- The company said all main functionalities are operational: bookings, tracking, route finder, Myprices and invoices. The homepage shows an option to get a shipping schedule or track a shipment. It had provided instruction for alternative booking methods in the days following the attack.
- This attack, along with attacks on other ocean carriers, highlights the importance of cybersecurity, Lars Jensen, the head of consulting at Sea-Intelligence, said in a LinkedIn post. "No matter how good your defenses are, there is still a risk. It is imperative to have a solid contingency plan keeping you running potentially for weeks."
The cyberattack resulted in an inability to publish tariff rates and rules, and slowed its service contract filing, the carrier said when asking the agency for the ability to retroactively apply service contract rates to shipments it receives for 60 days following Sept. 27.
"CMA CGM and ANL use a third-party publisher that is not impacted by the attack, but CMA CGM and ANL are unable to access quotes that have been given to customers in order to convert them into tariff line items for customers ready to book using those quotes," CMA CGM said in its letter to the FMC.
American President Lines, a CMA CGM subsidiary, has been unable to update its self-published tariff, rates or rules, it said.
On Sept. 30, CMA CGM said the cyberattack, which occurred two days earlier, resulted in a suspected data breach. The carrier told shippers to book through the INTTRA portal or go through the manual booking process while its systems were down.
The carrier said it was a malware attack, and some media reports said ransomware known as Ragnar Locker was responsible.
This attack is just one in a string of cyber-incidents to highlight the vulnerability of the ocean-shipping ecosystem. Large cyberattacks on MSC earlier this year, COSCO in 2018 and Maersk in 2017 show that carriers are in the crosshairs of bad actors.
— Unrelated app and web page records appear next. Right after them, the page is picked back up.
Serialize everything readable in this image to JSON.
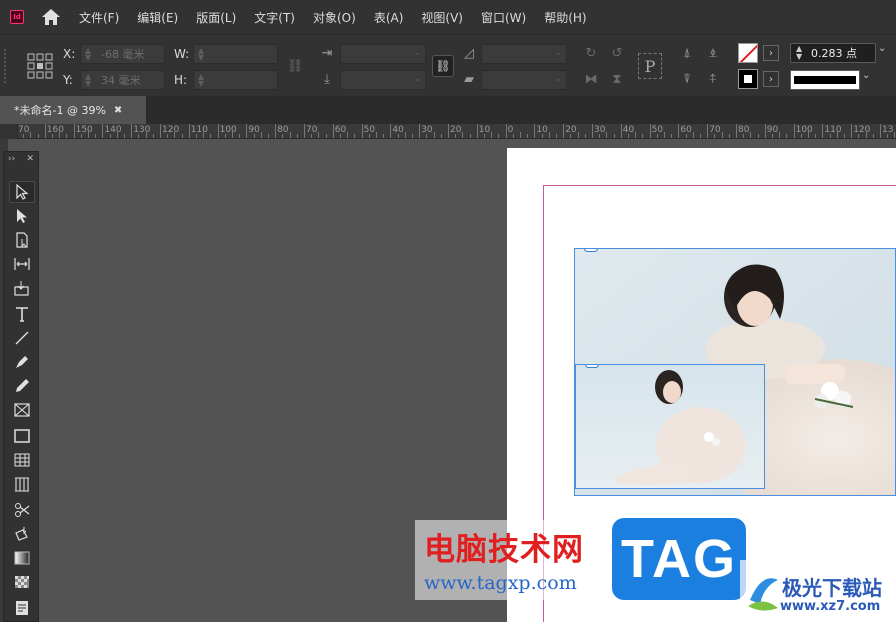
{
  "app": {
    "logo_text": "Id"
  },
  "menu": [
    "文件(F)",
    "编辑(E)",
    "版面(L)",
    "文字(T)",
    "对象(O)",
    "表(A)",
    "视图(V)",
    "窗口(W)",
    "帮助(H)"
  ],
  "control": {
    "x_label": "X:",
    "x_value": "-68 毫米",
    "y_label": "Y:",
    "y_value": "34 毫米",
    "w_label": "W:",
    "h_label": "H:",
    "stroke_weight": "0.283 点",
    "ref_point_icon": "reference-point-icon"
  },
  "tab": {
    "title": "*未命名-1 @ 39%",
    "close": "✖"
  },
  "ruler": {
    "labels": [
      "70",
      "160",
      "150",
      "140",
      "130",
      "120",
      "110",
      "100",
      "90",
      "80",
      "70",
      "60",
      "50",
      "40",
      "30",
      "20",
      "10",
      "0",
      "10",
      "20",
      "30",
      "40",
      "50",
      "60",
      "70",
      "80",
      "90",
      "100",
      "110",
      "120",
      "13"
    ]
  },
  "tools": [
    "selection-tool",
    "direct-selection-tool",
    "page-tool",
    "gap-tool",
    "content-collector-tool",
    "type-tool",
    "line-tool",
    "pen-tool",
    "pencil-tool",
    "rectangle-frame-tool",
    "rectangle-tool",
    "table-tool",
    "grid-tool",
    "scissors-tool",
    "free-transform-tool",
    "gradient-swatch-tool",
    "gradient-feather-tool",
    "note-tool"
  ],
  "watermark": {
    "title": "电脑技术网",
    "url": "www.tagxp.com",
    "badge": "TAG",
    "site_title": "极光下载站",
    "site_url": "www.xz7.com"
  },
  "colors": {
    "accent": "#4a8ee0",
    "margin_guide": "#c45aa0",
    "app_brand": "#ff3366"
  }
}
And with information constantly flowing between companies, it means the shippers moving inventory with the ocean carriers are also at risk.
Subodha Kumar, a professor of marketing and supply chain management at Temple University's Fox School of Business, suggested that shippers ask carriers about their plans for such an attack.
The International Maritime Organization, the international shipping regulator of the United Nations, was also hit by a cyberattack earlier this month.
"Ships are obliged to update their safety management plans to incorporate cyber risk management by 2021," an IMO spokesperson said following the attack.